Mercruiser 5.7 Thunderbolt Ignition Wiring Diagram – Let’s first look at the different terminals used on the ignition switch. They are the terminals used for Coil, Ignition Switch, and Accessory. After we’ve identified the purpose of these terminals, we can recognize the various parts of the ignition wiring. We will also talk about the functions as well as the Coil. Following that, we’ll shift our attention to the Accessory terminals.
Terminals of ignition switch
An ignition switch is composed of three switches. These are responsible for supplying the battery’s power to several locations. The first one is used to turn on the choke by pushing it, and the second is for the ON/OFF position. Different manufacturers use different color codes for various conductors. This is described in a separate article. OMC utilizes this method. A connector is also included inside the ignition switch to allow attaching a to a tachometer.
While the majority of the ignition switch terminals may not be original, the numbering for each might not be consistent with the diagram. Check the electrical continuity first to make sure they’re connected correctly to the ignition switch. A cheap multimeter can assist you in this. Once you’re satisfied with the quality of the connection it’s time to connect the new connector. The wiring loom used in a factory-supplied ignition system switch is different.
You must first understand how the ACC outputs and the auxiliary outputs work in order to connect them. The ACC and IGN terminals are the default connections on your ignition switch. the START and IGN terminals are the main connections for the stereo and radio. The ignition switch switches the engine of your car ON and off. Older vehicles are identified with the letters “ACC”, “ST”, (for individual magneto cables) on their ignition switch’s terminals.

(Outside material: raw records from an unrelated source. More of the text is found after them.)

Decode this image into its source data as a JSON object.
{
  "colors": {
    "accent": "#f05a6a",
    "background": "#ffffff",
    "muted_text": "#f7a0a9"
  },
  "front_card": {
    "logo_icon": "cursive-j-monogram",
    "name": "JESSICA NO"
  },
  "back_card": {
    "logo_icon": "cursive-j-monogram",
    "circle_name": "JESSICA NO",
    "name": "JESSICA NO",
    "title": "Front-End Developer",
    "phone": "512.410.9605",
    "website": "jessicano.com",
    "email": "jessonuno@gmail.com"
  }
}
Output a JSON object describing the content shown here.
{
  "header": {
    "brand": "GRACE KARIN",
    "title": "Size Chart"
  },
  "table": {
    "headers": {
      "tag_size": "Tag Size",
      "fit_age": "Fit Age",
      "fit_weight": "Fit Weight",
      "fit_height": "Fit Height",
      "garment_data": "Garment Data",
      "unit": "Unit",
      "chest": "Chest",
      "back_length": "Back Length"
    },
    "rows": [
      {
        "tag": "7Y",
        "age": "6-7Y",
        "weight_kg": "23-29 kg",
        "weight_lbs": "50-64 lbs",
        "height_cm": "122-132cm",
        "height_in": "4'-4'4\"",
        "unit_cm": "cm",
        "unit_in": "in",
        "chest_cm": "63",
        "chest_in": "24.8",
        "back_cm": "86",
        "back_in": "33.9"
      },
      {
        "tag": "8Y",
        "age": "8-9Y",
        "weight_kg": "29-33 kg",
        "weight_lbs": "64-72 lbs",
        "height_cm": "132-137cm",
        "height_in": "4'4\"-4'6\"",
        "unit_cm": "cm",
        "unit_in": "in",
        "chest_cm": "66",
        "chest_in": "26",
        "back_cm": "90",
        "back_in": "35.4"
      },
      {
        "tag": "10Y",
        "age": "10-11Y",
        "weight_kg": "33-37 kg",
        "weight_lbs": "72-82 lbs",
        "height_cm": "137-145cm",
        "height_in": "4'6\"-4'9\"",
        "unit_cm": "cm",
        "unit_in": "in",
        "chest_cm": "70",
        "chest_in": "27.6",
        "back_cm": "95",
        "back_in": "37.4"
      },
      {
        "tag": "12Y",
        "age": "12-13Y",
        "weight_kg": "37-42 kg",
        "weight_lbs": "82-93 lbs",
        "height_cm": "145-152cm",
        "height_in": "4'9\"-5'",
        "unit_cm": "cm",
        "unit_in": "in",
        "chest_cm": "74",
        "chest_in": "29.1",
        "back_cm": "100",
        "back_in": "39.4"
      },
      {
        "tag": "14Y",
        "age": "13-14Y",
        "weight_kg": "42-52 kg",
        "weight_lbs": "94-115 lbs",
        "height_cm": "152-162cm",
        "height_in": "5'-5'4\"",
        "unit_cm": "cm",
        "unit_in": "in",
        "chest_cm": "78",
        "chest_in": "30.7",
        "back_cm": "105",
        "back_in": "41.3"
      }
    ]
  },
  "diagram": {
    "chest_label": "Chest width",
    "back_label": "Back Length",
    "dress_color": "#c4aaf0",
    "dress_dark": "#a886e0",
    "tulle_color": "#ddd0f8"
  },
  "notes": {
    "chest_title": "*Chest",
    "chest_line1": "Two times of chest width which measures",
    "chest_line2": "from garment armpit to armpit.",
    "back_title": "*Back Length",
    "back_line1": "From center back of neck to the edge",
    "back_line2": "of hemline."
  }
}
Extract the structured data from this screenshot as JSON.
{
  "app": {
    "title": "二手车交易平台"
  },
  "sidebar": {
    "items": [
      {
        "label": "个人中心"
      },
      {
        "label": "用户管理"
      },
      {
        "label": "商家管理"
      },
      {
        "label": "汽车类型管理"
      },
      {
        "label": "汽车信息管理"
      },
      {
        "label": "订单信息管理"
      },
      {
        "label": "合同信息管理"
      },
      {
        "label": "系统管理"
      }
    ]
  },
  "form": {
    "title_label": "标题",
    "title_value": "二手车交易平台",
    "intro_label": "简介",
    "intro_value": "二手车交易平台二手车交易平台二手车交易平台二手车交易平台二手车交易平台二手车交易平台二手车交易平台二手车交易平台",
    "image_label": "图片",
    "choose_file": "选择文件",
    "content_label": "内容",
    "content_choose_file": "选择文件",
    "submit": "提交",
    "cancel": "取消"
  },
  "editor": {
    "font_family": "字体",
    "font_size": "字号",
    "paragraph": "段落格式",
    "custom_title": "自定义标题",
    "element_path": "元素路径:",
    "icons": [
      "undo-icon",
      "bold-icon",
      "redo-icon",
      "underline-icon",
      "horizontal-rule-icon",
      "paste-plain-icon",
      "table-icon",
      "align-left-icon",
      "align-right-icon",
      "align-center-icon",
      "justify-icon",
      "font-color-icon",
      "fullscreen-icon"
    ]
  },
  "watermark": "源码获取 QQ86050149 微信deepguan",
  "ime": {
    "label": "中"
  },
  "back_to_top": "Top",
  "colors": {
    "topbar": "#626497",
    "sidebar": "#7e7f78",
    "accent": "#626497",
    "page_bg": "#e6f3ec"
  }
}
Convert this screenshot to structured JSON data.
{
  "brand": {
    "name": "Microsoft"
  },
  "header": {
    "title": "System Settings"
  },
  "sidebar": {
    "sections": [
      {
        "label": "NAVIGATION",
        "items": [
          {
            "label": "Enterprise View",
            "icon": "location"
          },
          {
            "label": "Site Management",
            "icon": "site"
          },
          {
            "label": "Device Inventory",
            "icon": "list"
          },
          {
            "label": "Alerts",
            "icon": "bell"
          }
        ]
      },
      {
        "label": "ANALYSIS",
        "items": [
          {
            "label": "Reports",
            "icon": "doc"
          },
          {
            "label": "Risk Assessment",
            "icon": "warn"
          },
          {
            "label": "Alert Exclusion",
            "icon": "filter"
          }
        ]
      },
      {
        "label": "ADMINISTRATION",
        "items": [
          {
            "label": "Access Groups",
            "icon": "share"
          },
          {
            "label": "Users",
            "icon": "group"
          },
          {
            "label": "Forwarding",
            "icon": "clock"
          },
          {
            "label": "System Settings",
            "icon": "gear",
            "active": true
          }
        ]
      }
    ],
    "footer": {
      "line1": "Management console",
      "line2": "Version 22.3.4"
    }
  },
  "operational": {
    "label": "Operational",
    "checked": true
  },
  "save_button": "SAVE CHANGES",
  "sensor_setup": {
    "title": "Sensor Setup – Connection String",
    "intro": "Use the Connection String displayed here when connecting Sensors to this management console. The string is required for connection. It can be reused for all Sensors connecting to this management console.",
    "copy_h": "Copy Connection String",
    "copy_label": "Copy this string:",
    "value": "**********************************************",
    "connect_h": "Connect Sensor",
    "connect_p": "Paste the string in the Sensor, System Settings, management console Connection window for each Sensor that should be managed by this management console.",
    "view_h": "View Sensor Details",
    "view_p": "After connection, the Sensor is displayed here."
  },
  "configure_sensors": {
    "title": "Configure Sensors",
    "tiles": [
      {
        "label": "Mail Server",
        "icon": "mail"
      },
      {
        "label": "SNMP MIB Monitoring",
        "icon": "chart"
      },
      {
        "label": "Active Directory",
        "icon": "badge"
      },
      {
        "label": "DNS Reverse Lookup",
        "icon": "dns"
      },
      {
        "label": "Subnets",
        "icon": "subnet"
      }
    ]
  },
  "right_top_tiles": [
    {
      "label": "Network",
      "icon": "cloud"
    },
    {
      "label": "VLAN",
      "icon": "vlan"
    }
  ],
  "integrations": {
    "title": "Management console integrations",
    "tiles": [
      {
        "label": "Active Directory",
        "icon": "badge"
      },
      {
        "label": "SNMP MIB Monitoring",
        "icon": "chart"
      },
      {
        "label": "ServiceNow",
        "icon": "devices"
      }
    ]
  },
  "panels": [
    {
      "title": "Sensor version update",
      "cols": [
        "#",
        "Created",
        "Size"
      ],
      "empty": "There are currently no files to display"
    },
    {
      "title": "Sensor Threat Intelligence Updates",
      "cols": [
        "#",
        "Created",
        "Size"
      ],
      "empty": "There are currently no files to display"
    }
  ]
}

Understanding the terminology is the initial step towards finding out what kind of ignition coil you own. There are a variety of connections and terminals within a basic ignition wiring schematic that include two primary as well as two secondary. Each coil operates at a specific voltage. The first step to determine which type you have is to check the voltage at S1 or the primary terminal. S1 must also go through resistance testing to determine if it are a Type A or B coil.
The coil’s low-tension side must be connected to the chassis positively. This is what’s called the ground in the diagram of the ignition wiring. The high-tension part supplies positive direct to the sparkplugs. It is required to suppress the body of the coil’s metal be connected to its chassis however it isn’t essential. The diagram of the ignition wiring will also reveal the connection of the positive and negative coil terminals. Sometimes, a damaged ignition coil is identified by a scan done in an auto parts shop.
The black-and-white-striped wire from the harness goes to the negative terminal. The white wire also is black with a trace, and connects to the positive terminal. The black wire connects with the contact breaker. To check the connections between the two wires, use a paperclip to lift them out of the housing. Check that you don’t bend the connectors.
The ignition wiring diagrams illustrate the various wires utilized to power the vehicle’s various parts. There are generally four colored terminus lines for each component. The red color is for accessories, yellow to the battery and green for the starter solenoid. The “IGN terminal is used to start the car, operating the wipers and various other functions. The following diagram illustrates how to connect the ACC terminal and ST terminals to the other components.
The terminal BAT is the connector for the battery. Without the battery the electrical system can not get started. Additionally, the switch will not start without the battery. It is possible to look up your wiring diagram to figure out where the batteries of your car are located. The accessory terminals in your car are connected to the ignition switch, as well as the battery. The BAT terminal connects to the battery.
Some ignition switches have an “accessory” setting that allows users to control their outputs , without having to use the ignition. Sometimes, customers may wish to use the auxiliary input separately from the ignition. To use the auxiliary output, connect the connector in the same colors as the ignition connecting it to the ACC terminal on the switch. While this is a convenient feature, there’s one significant difference. Most ignition switches are configured to display an ACC status when the car is in the ACC or START position.